Notes: Found in North America and Europe. Stood 4.2 to 5 hands high (dog-sized), arched back, raised hindquarters. Padded feet with four functional hooves on the forefeet and three on the hindfeet. Smaller, harder, muzzle and skull, smaller brain. Clearly distinct and larger molars, 4 premolars, 3 molars. Not originally suspected to be horse ancestor until later variations where found.
2. Orohippus, (late Eocene Epoch)
Notes: Similar in stature to Eohippus, but the 4th premolar had become molar-like. This signifies changes in diet.
3. Epihippus, (late Eocene Epoch)

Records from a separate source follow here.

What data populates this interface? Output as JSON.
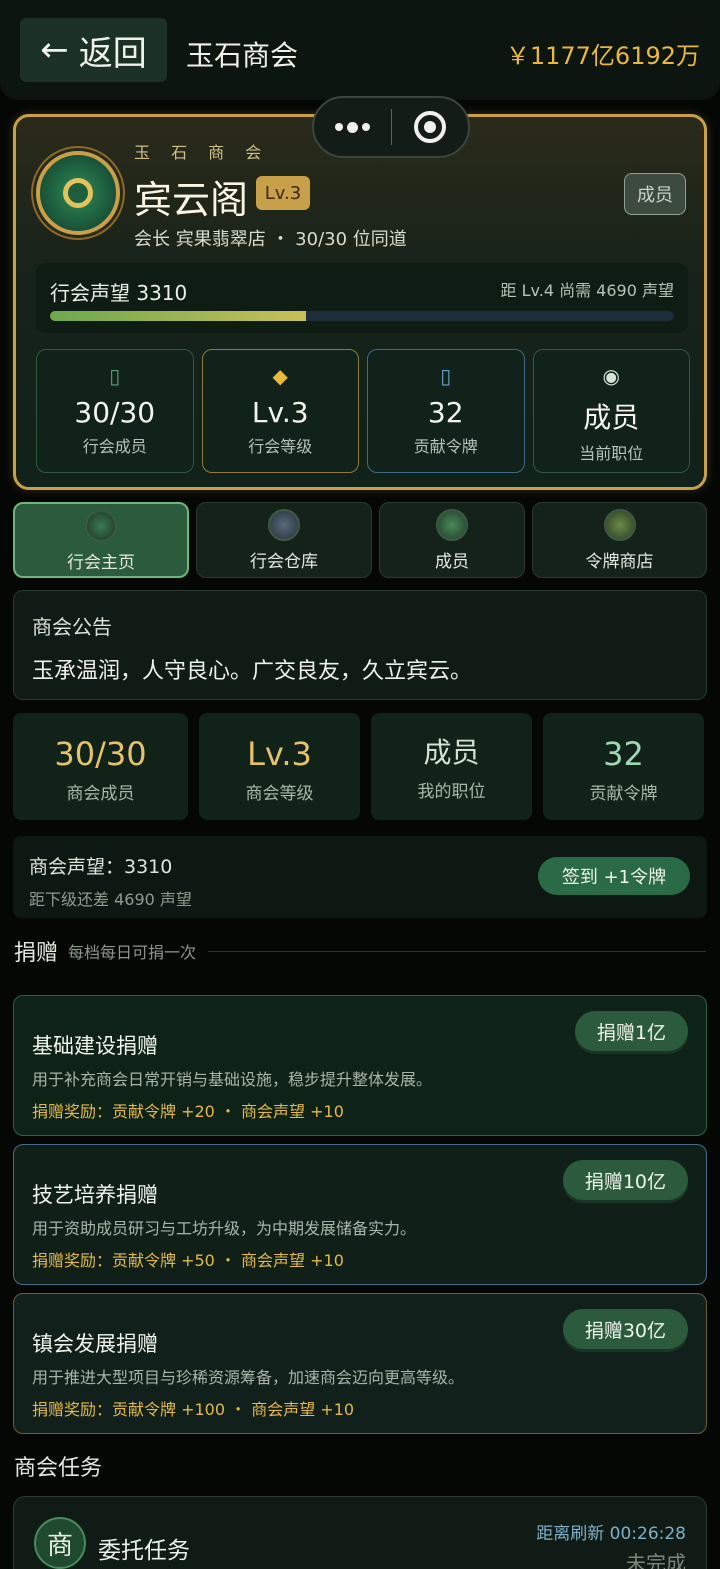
{
  "header": {
    "back_label": "返回",
    "title": "玉石商会",
    "balance": "￥1177亿6192万"
  },
  "guild": {
    "subtitle": "玉 石 商 会",
    "name": "宾云阁",
    "level_badge": "Lv.3",
    "role_chip": "成员",
    "meta": "会长 宾果翡翠店 ・ 30/30 位同道",
    "reputation_label": "行会声望  3310",
    "reputation_next": "距 Lv.4 尚需 4690 声望",
    "reputation_progress": 0.41,
    "stats": [
      {
        "icon": "members-icon",
        "value": "30/30",
        "label": "行会成员"
      },
      {
        "icon": "diamond-icon",
        "value": "Lv.3",
        "label": "行会等级"
      },
      {
        "icon": "token-icon",
        "value": "32",
        "label": "贡献令牌"
      },
      {
        "icon": "position-icon",
        "value": "成员",
        "label": "当前职位"
      }
    ]
  },
  "tabs": [
    {
      "label": "行会主页",
      "active": true
    },
    {
      "label": "行会仓库",
      "active": false
    },
    {
      "label": "成员",
      "active": false
    },
    {
      "label": "令牌商店",
      "active": false
    }
  ],
  "notice": {
    "title": "商会公告",
    "text": "玉承温润，人守良心。广交良友，久立宾云。"
  },
  "info_stats": [
    {
      "value": "30/30",
      "label": "商会成员",
      "color": "#e6c26a"
    },
    {
      "value": "Lv.3",
      "label": "商会等级",
      "color": "#e6c26a"
    },
    {
      "value": "成员",
      "label": "我的职位",
      "color": "#d7e1d2"
    },
    {
      "value": "32",
      "label": "贡献令牌",
      "color": "#9fd8b4"
    }
  ],
  "reputation_row": {
    "line1": "商会声望：3310",
    "line2": "距下级还差 4690 声望",
    "checkin_label": "签到 +1令牌"
  },
  "donation": {
    "title": "捐赠",
    "subtitle": "每档每日可捐一次",
    "items": [
      {
        "title": "基础建设捐赠",
        "desc": "用于补充商会日常开销与基础设施，稳步提升整体发展。",
        "reward": "捐赠奖励：贡献令牌 +20 ・ 商会声望 +10",
        "button": "捐赠1亿"
      },
      {
        "title": "技艺培养捐赠",
        "desc": "用于资助成员研习与工坊升级，为中期发展储备实力。",
        "reward": "捐赠奖励：贡献令牌 +50 ・ 商会声望 +10",
        "button": "捐赠10亿"
      },
      {
        "title": "镇会发展捐赠",
        "desc": "用于推进大型项目与珍稀资源筹备，加速商会迈向更高等级。",
        "reward": "捐赠奖励：贡献令牌 +100 ・ 商会声望 +10",
        "button": "捐赠30亿"
      }
    ]
  },
  "tasks": {
    "title": "商会任务",
    "item": {
      "icon_text": "商",
      "name": "委托任务",
      "refresh": "距离刷新 00:26:28",
      "status": "未完成"
    }
  }
}
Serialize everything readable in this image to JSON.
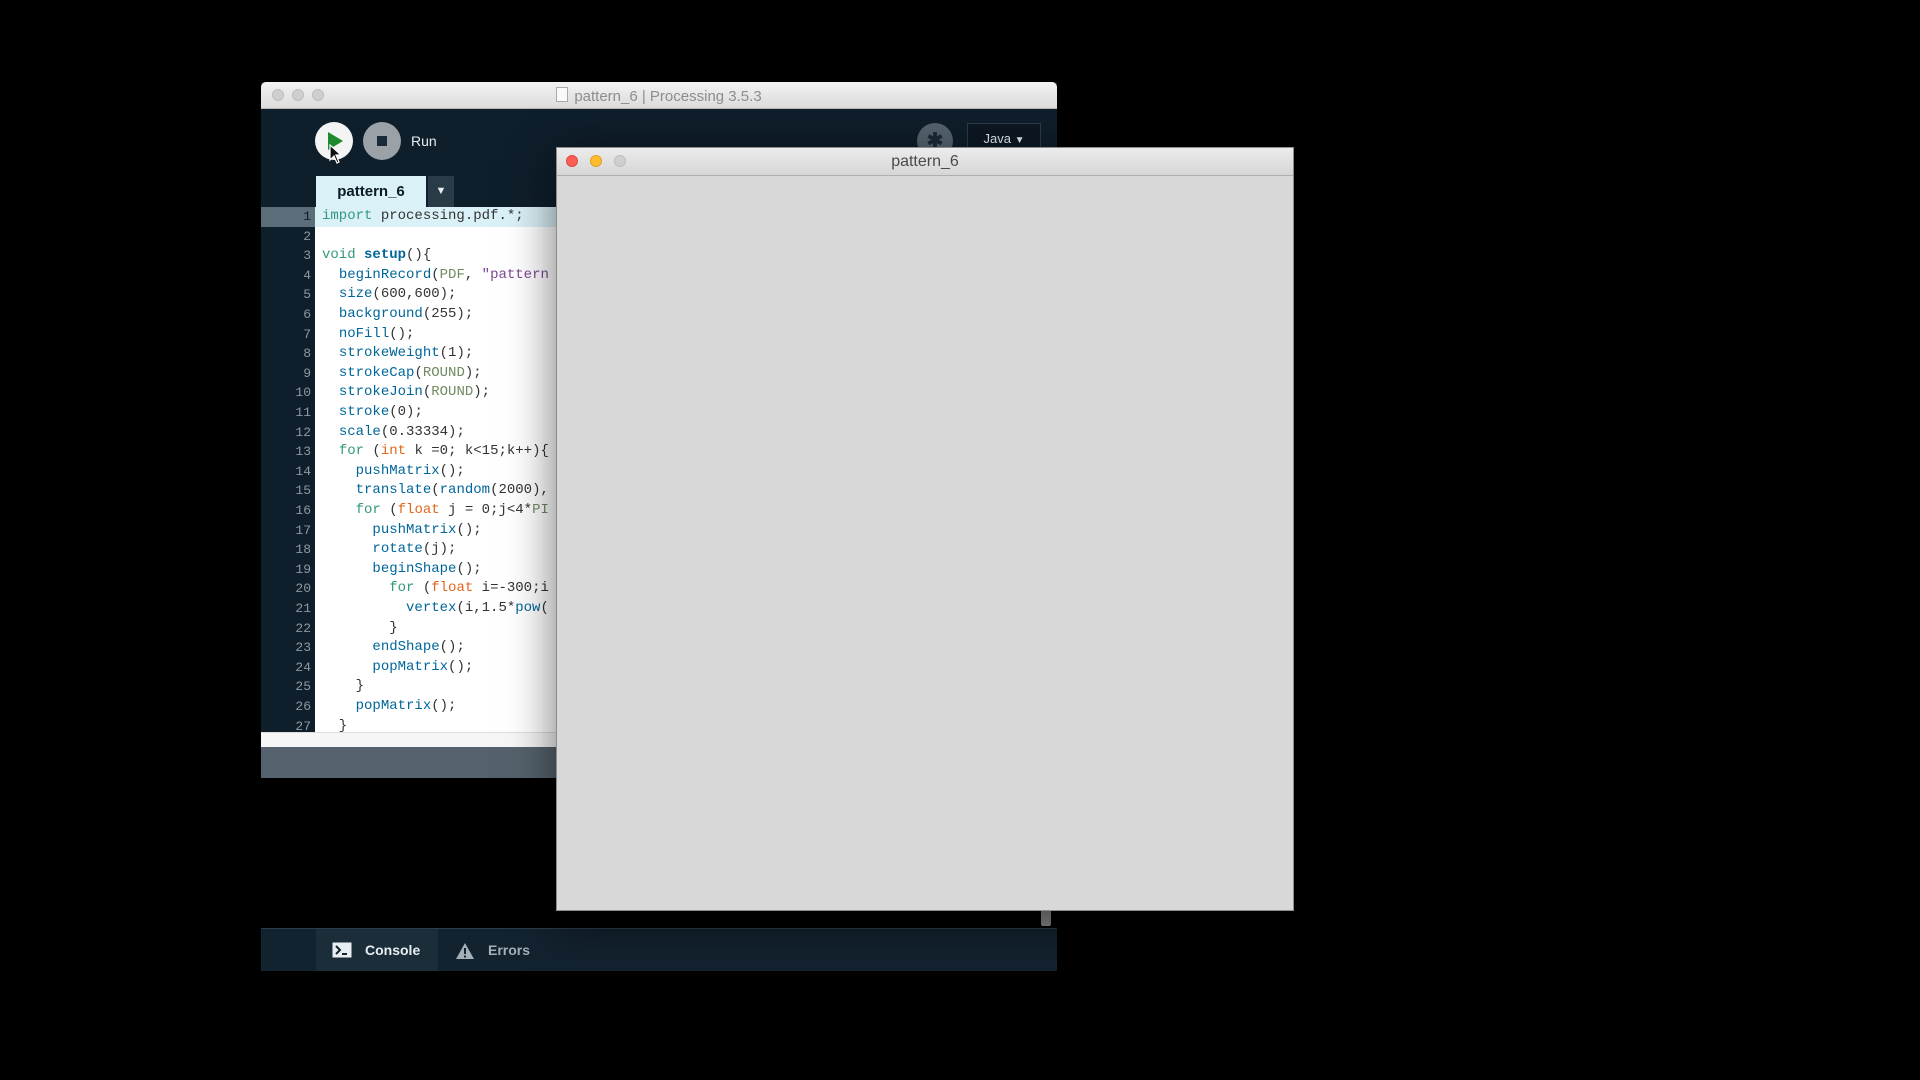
{
  "ide": {
    "title": "pattern_6 | Processing 3.5.3",
    "toolbar": {
      "run_label": "Run",
      "mode": "Java",
      "mode_arrow": "▼"
    },
    "tabs": {
      "active": "pattern_6",
      "menu": "▼"
    },
    "code_lines": [
      "import processing.pdf.*;",
      "",
      "void setup(){",
      "  beginRecord(PDF, \"pattern",
      "  size(600,600);",
      "  background(255);",
      "  noFill();",
      "  strokeWeight(1);",
      "  strokeCap(ROUND);",
      "  strokeJoin(ROUND);",
      "  stroke(0);",
      "  scale(0.33334);",
      "  for (int k =0; k<15;k++){",
      "    pushMatrix();",
      "    translate(random(2000),",
      "    for (float j = 0;j<4*PI",
      "      pushMatrix();",
      "      rotate(j);",
      "      beginShape();",
      "        for (float i=-300;i",
      "          vertex(i,1.5*pow(",
      "        }",
      "      endShape();",
      "      popMatrix();",
      "    }",
      "    popMatrix();",
      "  }"
    ],
    "line_numbers": [
      "1",
      "2",
      "3",
      "4",
      "5",
      "6",
      "7",
      "8",
      "9",
      "10",
      "11",
      "12",
      "13",
      "14",
      "15",
      "16",
      "17",
      "18",
      "19",
      "20",
      "21",
      "22",
      "23",
      "24",
      "25",
      "26",
      "27"
    ],
    "active_line": 1,
    "footer": {
      "console_label": "Console",
      "errors_label": "Errors"
    }
  },
  "sketch": {
    "title": "pattern_6"
  }
}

Notes: Similar in stature to Eohippus and Orohippus, but the 3rd and 4th premolars had become molar-like. These changes where retained by all successions of horse.
4. Mesohippus, (early Oligocene Epoch)
Notes: Larger, averaging about six hands high, snout was more muzzlelike, legs where longer and more slender. Larger brain. Forefeet and hindfeet carried three functional toes and a foot pad. The teeth remained distinct to the Epihippus and Orohippus lineage
5. Miohippus, (late Oligocene Epoch early Miocene Epoch)
Notes: Larger than Mesohippus. Descendants split into multiple variations during the early Miocene Epoch.
7. Parahippus (early Miocene)
Notes: Had teeth adapted for eating grass, larger crests on the tooth and mouths made for side-to-side grinding. Teeth where developed so that a long crown was buried under the gum line, consitently being exposed so there is adequate grinding surface for the animal's life.
8. Merychippus (mid-late Miocene)
Notes: Fairly large (10 hands high), skull similar to that of a modern pony. Long bones in the lower leg became fused, for swifter running (preserved in all later variations of horse). Large central toe bore the central weight, foot pad was smaller/gone, two side toes became smaller. Strong ligaments joined the central toe to the leg. Hipparion, Neohipparian, Nannippus where all three toed descendants of Merychippus that continued, but did not lead to the modern horse.
9. Pliohippus (early-mid Pliocene Epoch)
Notes: Ancestor of the modern horse, direct lineage from Merychippus, noteably had one toe.
10. Equus (late Pliocene Epoch-early Pleistocene Epoch)
Notes: Genus to which all modern horses belong to - horses, asses, zebras - evolved from Pliohippus and had one toe. Straighter, longer cheek teeth, tighter more springy ligaments in the feet. Travelled more, extremely successful, in many major parts of the Old World and both North and South Americas. Equus disappeared from the North and South Americas between 10,000-8,000 years ago, this is attributed to the arrival of new diseases or the migration of human populations into the area who presumably hunted the horses for food, although this is still uncertain. Three modern members of the Equus genus - Przewalski's horse from Central Asia, Tarpan from Eastern Europe and Ukraine, and the forest horse of northern Europe - are all ancestors of the modern domesticated breeds.